But how do you generate demand for a completely new technology that's still in beta? Especially when specialist knowledge is needed to set it up do anything — Automata isn't like a conventional microprocessor that executes a predetermined set of fixed instructions. It's more akin to an FPGA in that it can be programmed with whatever patterns are to be matched.
Evidently, the technology needs some pioneers who can identify the most useful applications and develop ways of working with it that others can emulate. With that in mind, Micron has provided funding to help set up the Center for Automata Processing (CAP) at the University of Virginia, where a team of computer and data scientists have begun testing out the hardware and developing algorithms. The Center has a membership model and is inviting other academic institutions, research organizations and industry to participate.
Speaking at a London seminar hosted by Micron and its UK distributor Boston last month, the Center's managing director, Tho Nguyen, said that whereas there are many sources of funding for software research, opportunities with hardware are much less common, which makes the CAP an attractive project for academics to get involved with.

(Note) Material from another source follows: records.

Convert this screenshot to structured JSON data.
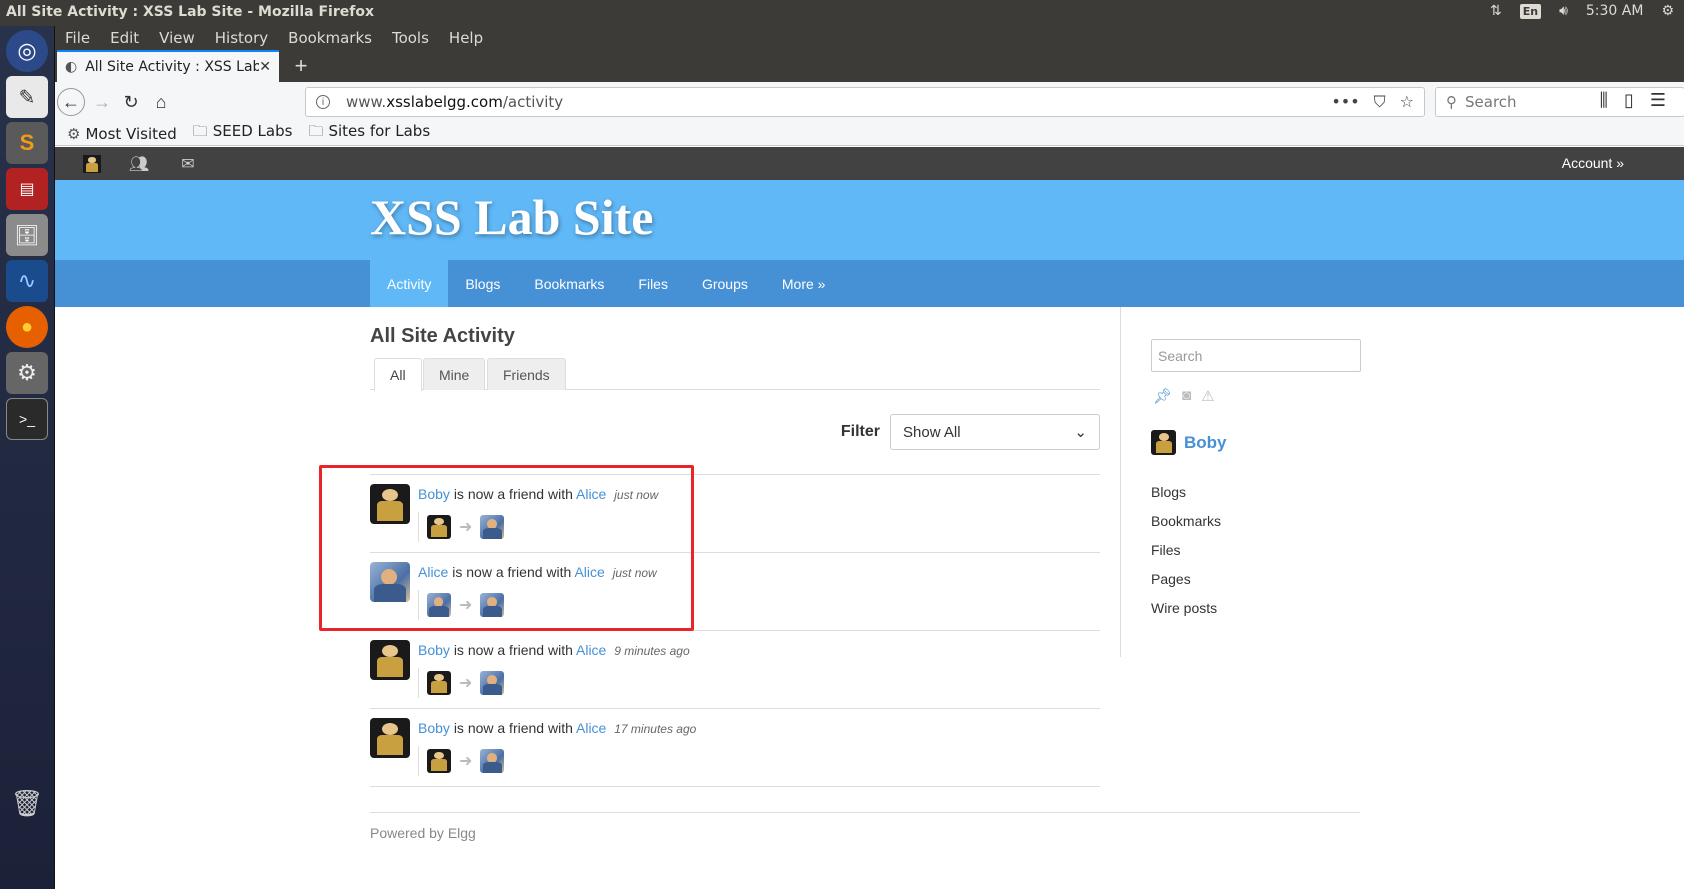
{
  "window": {
    "title": "All Site Activity : XSS Lab Site - Mozilla Firefox",
    "clock": "5:30 AM",
    "keyboard": "En"
  },
  "menubar": [
    "File",
    "Edit",
    "View",
    "History",
    "Bookmarks",
    "Tools",
    "Help"
  ],
  "tab": {
    "title": "All Site Activity : XSS Lab",
    "new_tab": "+"
  },
  "urlbar": {
    "prefix": "www.",
    "domain": "xsslabelgg.com",
    "path": "/activity",
    "search_placeholder": "Search"
  },
  "bookmarks": [
    "Most Visited",
    "SEED Labs",
    "Sites for Labs"
  ],
  "elgg": {
    "account": "Account »",
    "site_name": "XSS Lab Site",
    "nav": [
      "Activity",
      "Blogs",
      "Bookmarks",
      "Files",
      "Groups",
      "More »"
    ],
    "page_title": "All Site Activity",
    "tabs": [
      "All",
      "Mine",
      "Friends"
    ],
    "filter_label": "Filter",
    "filter_value": "Show All",
    "river": [
      {
        "subject": "Boby",
        "text": "is now a friend with",
        "object": "Alice",
        "time": "just now",
        "avatar": "boby"
      },
      {
        "subject": "Alice",
        "text": "is now a friend with",
        "object": "Alice",
        "time": "just now",
        "avatar": "alice"
      },
      {
        "subject": "Boby",
        "text": "is now a friend with",
        "object": "Alice",
        "time": "9 minutes ago",
        "avatar": "boby"
      },
      {
        "subject": "Boby",
        "text": "is now a friend with",
        "object": "Alice",
        "time": "17 minutes ago",
        "avatar": "boby"
      }
    ],
    "footer": "Powered by Elgg",
    "sidebar": {
      "search_placeholder": "Search",
      "owner": "Boby",
      "links": [
        "Blogs",
        "Bookmarks",
        "Files",
        "Pages",
        "Wire posts"
      ]
    }
  },
  "colors": {
    "header": "#60b8f7",
    "nav": "#4690d6",
    "link": "#4690d6",
    "highlight": "#e8262a"
  }
}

You don't get so much access to hardware.
One way to think of Automata is as the world's fastest, most efficient regular expression matcher. It aims to bring a new level of performance to pattern matching, which has applications across a wide variety of disciplines, from speech recognition and fraud detection to DNA research and particle physics. Tests by researchers at CAP have shown some operations being performed hundreds of times faster than with a conventional CPU.
For example, a process called brill tagging, which is used in semantic analysis, shows a 276-fold speed advantage when analyzing text against 1729 different rules in parallel. Nguyen marvels:

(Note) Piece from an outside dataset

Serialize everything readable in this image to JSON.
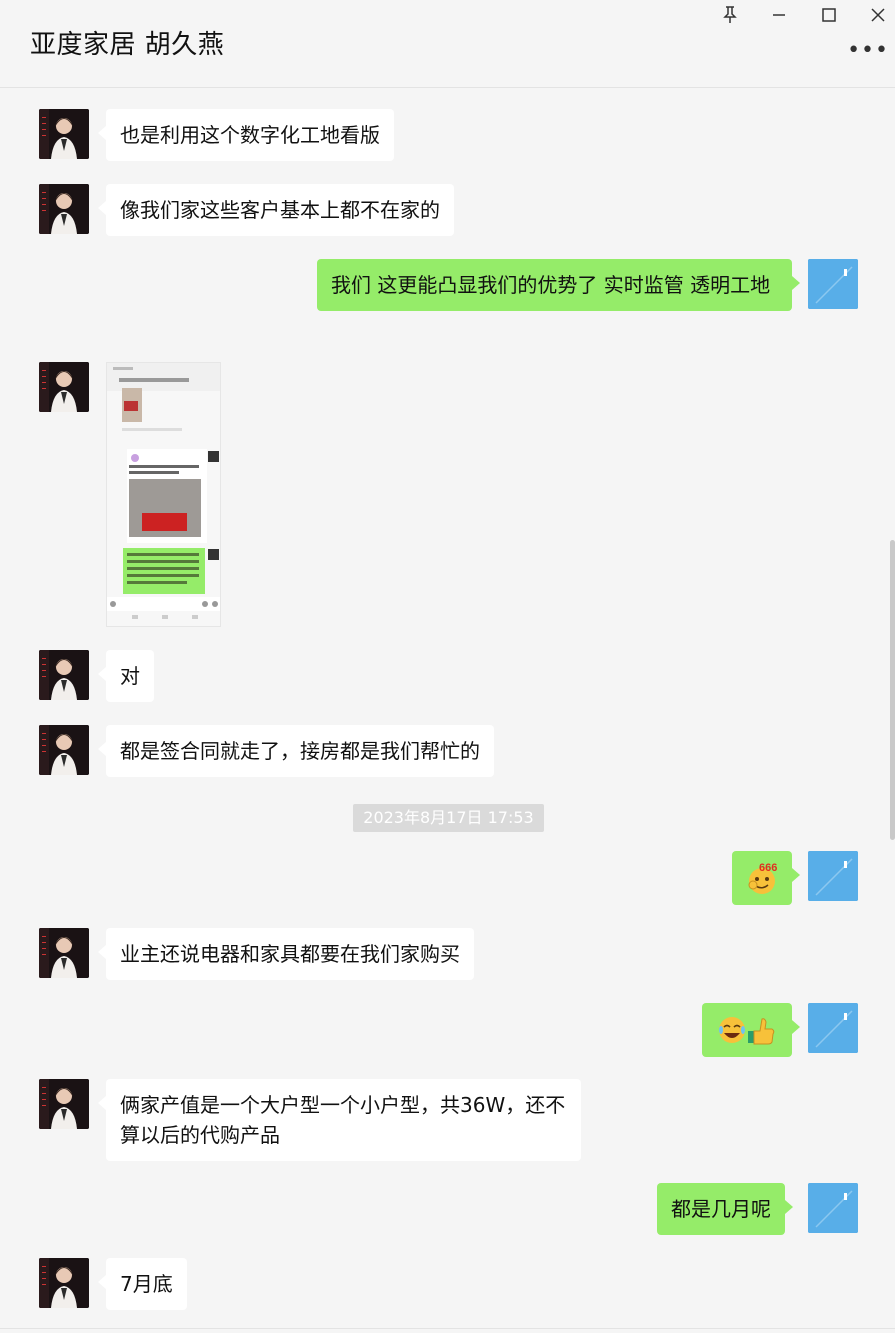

It's just simply unfair. It's quite amazing the efficiency of this.
The most accessible explanation of how Automata works is a car park analogy, which can be viewed in a video on the CAP website. Imagine you were looking for a single license plate in a car park that had a millon cars randomly parked. A traditional processor checks each car's plate sequentially, but Automata has a comparator in each space, which allows it to check them all in parallel and find the license plate instantly.
That's not all. The spaces can also talk to those around them, which means you can look for cars parked in a pattern, for example two green cars next to each other. And the pattern matching can be fuzzy, allowing for variations within the pattern.

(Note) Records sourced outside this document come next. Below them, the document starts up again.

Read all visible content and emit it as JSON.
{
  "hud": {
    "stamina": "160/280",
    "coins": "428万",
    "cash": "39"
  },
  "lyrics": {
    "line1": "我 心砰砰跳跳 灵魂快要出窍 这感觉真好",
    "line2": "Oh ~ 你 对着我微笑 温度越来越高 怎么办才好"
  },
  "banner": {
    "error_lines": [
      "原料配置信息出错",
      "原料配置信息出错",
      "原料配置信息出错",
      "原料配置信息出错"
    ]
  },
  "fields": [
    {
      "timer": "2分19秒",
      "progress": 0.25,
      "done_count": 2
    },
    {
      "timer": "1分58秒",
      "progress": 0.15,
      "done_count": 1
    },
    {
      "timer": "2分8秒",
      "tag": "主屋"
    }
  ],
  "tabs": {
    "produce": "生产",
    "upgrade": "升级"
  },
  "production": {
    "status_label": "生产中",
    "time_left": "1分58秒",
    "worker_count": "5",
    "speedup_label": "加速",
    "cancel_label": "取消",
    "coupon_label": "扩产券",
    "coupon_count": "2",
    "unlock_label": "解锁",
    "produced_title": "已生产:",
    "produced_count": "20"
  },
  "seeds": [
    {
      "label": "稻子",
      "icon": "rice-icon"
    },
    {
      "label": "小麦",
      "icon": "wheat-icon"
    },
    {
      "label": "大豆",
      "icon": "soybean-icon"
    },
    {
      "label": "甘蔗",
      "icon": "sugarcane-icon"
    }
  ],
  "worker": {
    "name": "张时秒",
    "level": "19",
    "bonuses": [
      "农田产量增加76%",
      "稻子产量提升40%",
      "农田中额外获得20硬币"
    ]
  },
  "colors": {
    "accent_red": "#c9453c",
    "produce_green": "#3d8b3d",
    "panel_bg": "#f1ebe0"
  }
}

It's that fuzzy pattern matching that makes the technology so promising in fields as varied as bioinformatics and social media analysis. One early adopter is the US particle physics laboratory Fermilab, which sees great potential in experimental high energy physics.
The search for high energy particles such as the Higgs boson — even dark matter — depends on being able to detect the distinctive energy patterns these particles generate. But the data analysis challenges are enormous. To see one Higgs means analyzing a hundred trillion collisions, and if you don't notice within ten microseconds, you'll miss the chance to collect additional data.
Automata is useful because it's good at separating out the data associated with each of the many colliding particles — akin to separating a jumbled collection of jigsaw puzzles all thrown up in the air together. That in turn makes it easier to spot the one occurence that's different from the rest. "This is exactly how you look for the unknown," remarked one physics expert attending the seminar.
It's early days for this technology, but as we collect more and more data, the ability to analyze those data streams to detect telling patterns is becoming increasingly important. Micron has a lot of work to do to bring Automata into the mainstream, but it seems to be a smart move to enlist the help of the academics at the University of Virginia. Whether we'll see this hardware routinely deployed in enterprise datacenters sometime in the future remains to be seen but its existence is symptomatic of our need for new solutions to the computing challenges of a connected digital world.